## ASSIGNED TASK
Search the entries below for the word "months" and copy every line where it appears.

## Collection entries
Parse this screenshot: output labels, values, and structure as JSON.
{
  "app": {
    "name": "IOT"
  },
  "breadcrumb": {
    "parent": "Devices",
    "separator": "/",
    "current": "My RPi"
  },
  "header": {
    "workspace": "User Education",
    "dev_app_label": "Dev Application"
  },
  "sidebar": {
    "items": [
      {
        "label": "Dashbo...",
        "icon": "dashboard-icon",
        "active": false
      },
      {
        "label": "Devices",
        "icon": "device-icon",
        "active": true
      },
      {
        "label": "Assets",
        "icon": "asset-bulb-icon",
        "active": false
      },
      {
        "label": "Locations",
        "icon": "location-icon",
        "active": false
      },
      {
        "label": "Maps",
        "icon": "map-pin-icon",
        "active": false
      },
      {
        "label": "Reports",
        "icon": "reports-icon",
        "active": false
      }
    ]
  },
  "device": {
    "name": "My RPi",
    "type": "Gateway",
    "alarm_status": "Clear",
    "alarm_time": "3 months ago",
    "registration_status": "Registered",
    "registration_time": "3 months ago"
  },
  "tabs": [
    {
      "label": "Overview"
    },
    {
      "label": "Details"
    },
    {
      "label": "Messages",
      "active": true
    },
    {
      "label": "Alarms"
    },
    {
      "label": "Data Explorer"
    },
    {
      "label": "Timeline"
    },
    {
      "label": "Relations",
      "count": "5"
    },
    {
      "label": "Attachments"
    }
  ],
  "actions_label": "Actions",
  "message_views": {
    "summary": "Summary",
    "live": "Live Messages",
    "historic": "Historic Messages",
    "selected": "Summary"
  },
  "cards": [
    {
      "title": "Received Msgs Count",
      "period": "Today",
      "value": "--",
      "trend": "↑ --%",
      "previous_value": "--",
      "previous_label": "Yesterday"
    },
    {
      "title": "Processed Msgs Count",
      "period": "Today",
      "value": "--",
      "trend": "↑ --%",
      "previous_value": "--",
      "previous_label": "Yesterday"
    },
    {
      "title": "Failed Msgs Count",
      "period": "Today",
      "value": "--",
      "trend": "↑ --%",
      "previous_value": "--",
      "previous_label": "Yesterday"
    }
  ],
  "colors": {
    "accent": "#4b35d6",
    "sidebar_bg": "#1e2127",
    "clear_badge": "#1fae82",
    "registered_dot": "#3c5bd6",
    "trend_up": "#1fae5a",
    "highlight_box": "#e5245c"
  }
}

## EXPECTED OUTPUT
    "alarm_time": "3 months ago",
    "registration_time": "3 months ago"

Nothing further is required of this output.